(Data records begins)

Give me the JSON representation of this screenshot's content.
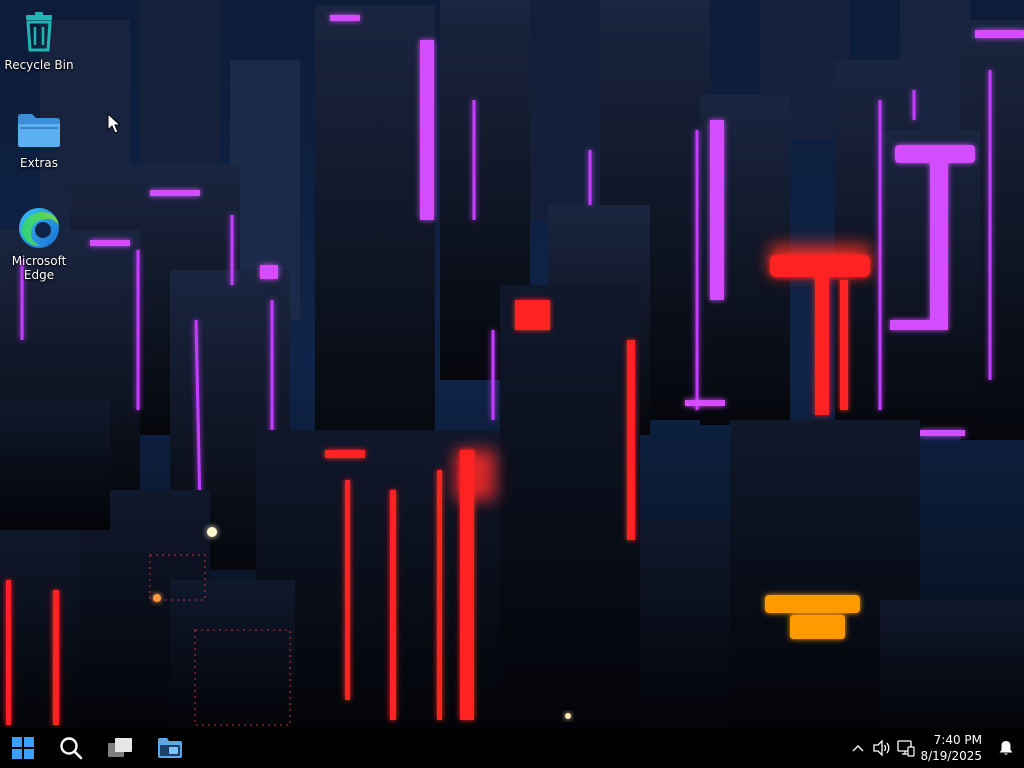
{
  "desktop": {
    "icons": [
      {
        "label": "Recycle Bin",
        "icon": "recycle-bin-icon"
      },
      {
        "label": "Extras",
        "icon": "folder-icon"
      },
      {
        "label": "Microsoft\nEdge",
        "icon": "edge-icon"
      }
    ],
    "wallpaper": "neon-city-wallpaper"
  },
  "taskbar": {
    "items": [
      {
        "name": "start",
        "icon": "windows-logo-icon"
      },
      {
        "name": "search",
        "icon": "search-icon"
      },
      {
        "name": "task-view",
        "icon": "task-view-icon"
      },
      {
        "name": "file-explorer",
        "icon": "file-explorer-icon"
      }
    ],
    "tray": {
      "overflow_icon": "chevron-up-icon",
      "volume_icon": "speaker-icon",
      "network_icon": "network-icon",
      "notification_icon": "bell-icon"
    },
    "clock": {
      "time": "7:40 PM",
      "date": "8/19/2025"
    }
  },
  "colors": {
    "taskbar_bg": "#000000",
    "neon_magenta": "#c23cff",
    "neon_red": "#ff2020",
    "neon_orange": "#ff8a00",
    "recycle_bin_teal": "#1fb5b5",
    "folder_blue": "#3a8fd9",
    "start_blue": "#3aa0ff"
  }
}
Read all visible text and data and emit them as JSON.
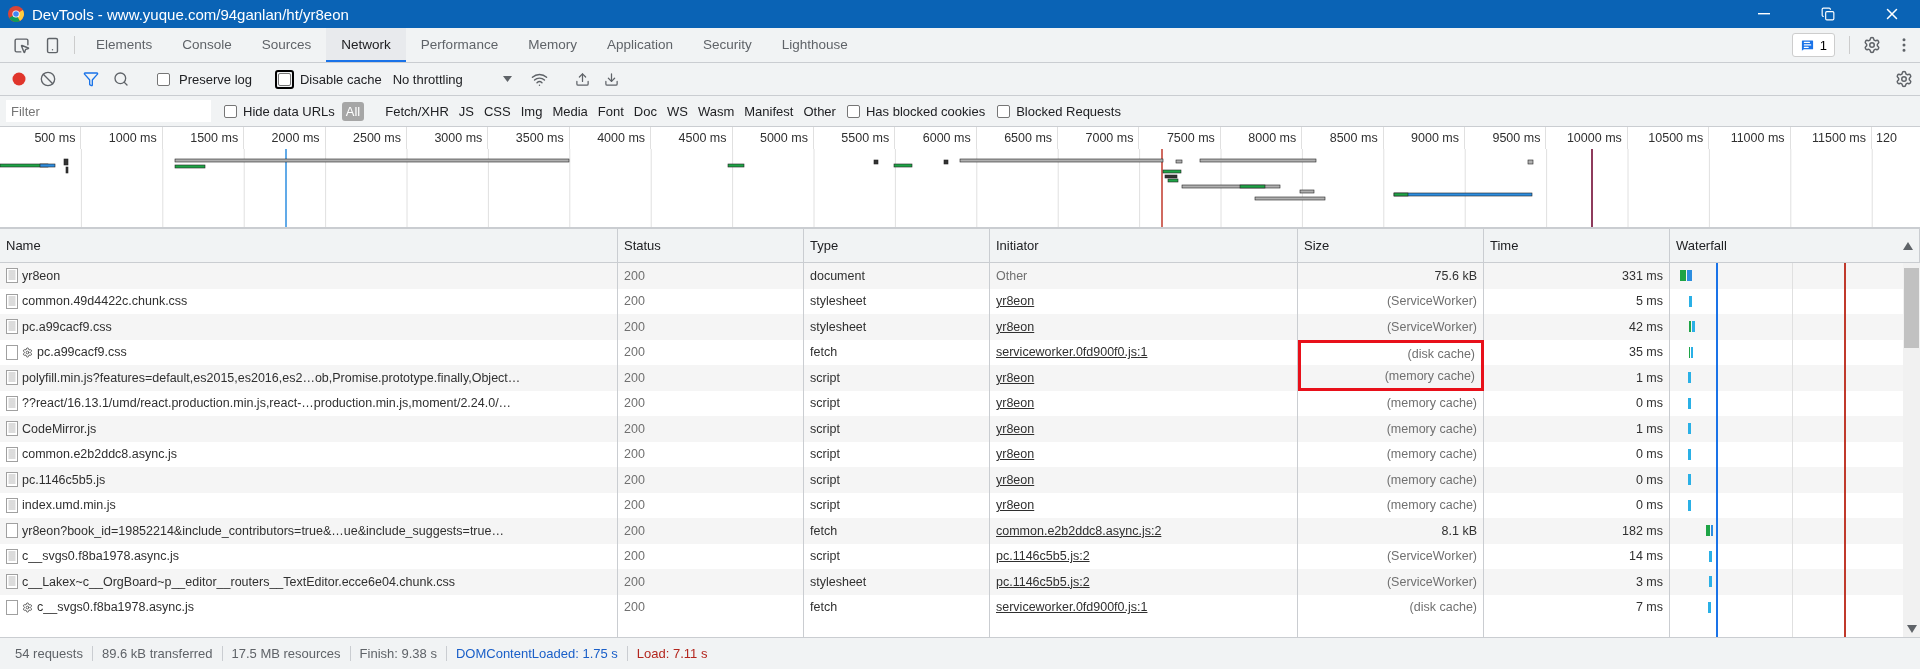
{
  "window": {
    "title": "DevTools - www.yuque.com/94ganlan/ht/yr8eon"
  },
  "tabs": [
    {
      "label": "Elements",
      "selected": false
    },
    {
      "label": "Console",
      "selected": false
    },
    {
      "label": "Sources",
      "selected": false
    },
    {
      "label": "Network",
      "selected": true
    },
    {
      "label": "Performance",
      "selected": false
    },
    {
      "label": "Memory",
      "selected": false
    },
    {
      "label": "Application",
      "selected": false
    },
    {
      "label": "Security",
      "selected": false
    },
    {
      "label": "Lighthouse",
      "selected": false
    }
  ],
  "issues_badge": "1",
  "toolbar": {
    "recording": true,
    "filter_active": true,
    "checkboxes": [
      {
        "label": "Preserve log",
        "checked": false,
        "focused": false
      },
      {
        "label": "Disable cache",
        "checked": false,
        "focused": true
      }
    ],
    "throttling": "No throttling"
  },
  "filter_bar": {
    "placeholder": "Filter",
    "hide_data_urls": {
      "label": "Hide data URLs",
      "checked": false
    },
    "types": [
      {
        "label": "All",
        "selected": true
      },
      {
        "label": "Fetch/XHR",
        "selected": false
      },
      {
        "label": "JS",
        "selected": false
      },
      {
        "label": "CSS",
        "selected": false
      },
      {
        "label": "Img",
        "selected": false
      },
      {
        "label": "Media",
        "selected": false
      },
      {
        "label": "Font",
        "selected": false
      },
      {
        "label": "Doc",
        "selected": false
      },
      {
        "label": "WS",
        "selected": false
      },
      {
        "label": "Wasm",
        "selected": false
      },
      {
        "label": "Manifest",
        "selected": false
      },
      {
        "label": "Other",
        "selected": false
      }
    ],
    "extra_checkboxes": [
      {
        "label": "Has blocked cookies",
        "checked": false
      },
      {
        "label": "Blocked Requests",
        "checked": false
      }
    ]
  },
  "overview": {
    "ticks": [
      "500 ms",
      "1000 ms",
      "1500 ms",
      "2000 ms",
      "2500 ms",
      "3000 ms",
      "3500 ms",
      "4000 ms",
      "4500 ms",
      "5000 ms",
      "5500 ms",
      "6000 ms",
      "6500 ms",
      "7000 ms",
      "7500 ms",
      "8000 ms",
      "8500 ms",
      "9000 ms",
      "9500 ms",
      "10000 ms",
      "10500 ms",
      "11000 ms",
      "11500 ms",
      "120"
    ]
  },
  "table": {
    "columns": [
      "Name",
      "Status",
      "Type",
      "Initiator",
      "Size",
      "Time",
      "Waterfall"
    ],
    "rows": [
      {
        "name": "yr8eon",
        "kind": "document",
        "service_worker": false,
        "status": "200",
        "type": "document",
        "initiator": "Other",
        "initiator_link": false,
        "size": "75.6 kB",
        "cached": false,
        "time": "331 ms",
        "boxed": false
      },
      {
        "name": "common.49d4422c.chunk.css",
        "kind": "document",
        "service_worker": false,
        "status": "200",
        "type": "stylesheet",
        "initiator": "yr8eon",
        "initiator_link": true,
        "size": "(ServiceWorker)",
        "cached": true,
        "time": "5 ms",
        "boxed": false
      },
      {
        "name": "pc.a99cacf9.css",
        "kind": "document",
        "service_worker": false,
        "status": "200",
        "type": "stylesheet",
        "initiator": "yr8eon",
        "initiator_link": true,
        "size": "(ServiceWorker)",
        "cached": true,
        "time": "42 ms",
        "boxed": false
      },
      {
        "name": "pc.a99cacf9.css",
        "kind": "blank",
        "service_worker": true,
        "status": "200",
        "type": "fetch",
        "initiator": "serviceworker.0fd900f0.js:1",
        "initiator_link": true,
        "size": "(disk cache)",
        "cached": true,
        "time": "35 ms",
        "boxed": true
      },
      {
        "name": "polyfill.min.js?features=default,es2015,es2016,es2…ob,Promise.prototype.finally,Object…",
        "kind": "document",
        "service_worker": false,
        "status": "200",
        "type": "script",
        "initiator": "yr8eon",
        "initiator_link": true,
        "size": "(memory cache)",
        "cached": true,
        "time": "1 ms",
        "boxed": true
      },
      {
        "name": "??react/16.13.1/umd/react.production.min.js,react-…production.min.js,moment/2.24.0/…",
        "kind": "document",
        "service_worker": false,
        "status": "200",
        "type": "script",
        "initiator": "yr8eon",
        "initiator_link": true,
        "size": "(memory cache)",
        "cached": true,
        "time": "0 ms",
        "boxed": false
      },
      {
        "name": "CodeMirror.js",
        "kind": "document",
        "service_worker": false,
        "status": "200",
        "type": "script",
        "initiator": "yr8eon",
        "initiator_link": true,
        "size": "(memory cache)",
        "cached": true,
        "time": "1 ms",
        "boxed": false
      },
      {
        "name": "common.e2b2ddc8.async.js",
        "kind": "document",
        "service_worker": false,
        "status": "200",
        "type": "script",
        "initiator": "yr8eon",
        "initiator_link": true,
        "size": "(memory cache)",
        "cached": true,
        "time": "0 ms",
        "boxed": false
      },
      {
        "name": "pc.1146c5b5.js",
        "kind": "document",
        "service_worker": false,
        "status": "200",
        "type": "script",
        "initiator": "yr8eon",
        "initiator_link": true,
        "size": "(memory cache)",
        "cached": true,
        "time": "0 ms",
        "boxed": false
      },
      {
        "name": "index.umd.min.js",
        "kind": "document",
        "service_worker": false,
        "status": "200",
        "type": "script",
        "initiator": "yr8eon",
        "initiator_link": true,
        "size": "(memory cache)",
        "cached": true,
        "time": "0 ms",
        "boxed": false
      },
      {
        "name": "yr8eon?book_id=19852214&include_contributors=true&…ue&include_suggests=true…",
        "kind": "blank",
        "service_worker": false,
        "status": "200",
        "type": "fetch",
        "initiator": "common.e2b2ddc8.async.js:2",
        "initiator_link": true,
        "size": "8.1 kB",
        "cached": false,
        "time": "182 ms",
        "boxed": false
      },
      {
        "name": "c__svgs0.f8ba1978.async.js",
        "kind": "document",
        "service_worker": false,
        "status": "200",
        "type": "script",
        "initiator": "pc.1146c5b5.js:2",
        "initiator_link": true,
        "size": "(ServiceWorker)",
        "cached": true,
        "time": "14 ms",
        "boxed": false
      },
      {
        "name": "c__Lakex~c__OrgBoard~p__editor__routers__TextEditor.ecce6e04.chunk.css",
        "kind": "document",
        "service_worker": false,
        "status": "200",
        "type": "stylesheet",
        "initiator": "pc.1146c5b5.js:2",
        "initiator_link": true,
        "size": "(ServiceWorker)",
        "cached": true,
        "time": "3 ms",
        "boxed": false
      },
      {
        "name": "c__svgs0.f8ba1978.async.js",
        "kind": "blank",
        "service_worker": true,
        "status": "200",
        "type": "fetch",
        "initiator": "serviceworker.0fd900f0.js:1",
        "initiator_link": true,
        "size": "(disk cache)",
        "cached": true,
        "time": "7 ms",
        "boxed": false
      }
    ]
  },
  "status_bar": [
    {
      "text": "54 requests",
      "kind": "plain"
    },
    {
      "text": "89.6 kB transferred",
      "kind": "plain"
    },
    {
      "text": "17.5 MB resources",
      "kind": "plain"
    },
    {
      "text": "Finish: 9.38 s",
      "kind": "plain"
    },
    {
      "text": "DOMContentLoaded: 1.75 s",
      "kind": "dom"
    },
    {
      "text": "Load: 7.11 s",
      "kind": "load"
    }
  ]
}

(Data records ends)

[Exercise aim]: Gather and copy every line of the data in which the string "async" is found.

[Response]:
        "name": "common.e2b2ddc8.async.js",
        "initiator": "common.e2b2ddc8.async.js:2",
        "name": "c__svgs0.f8ba1978.async.js",
        "name": "c__svgs0.f8ba1978.async.js",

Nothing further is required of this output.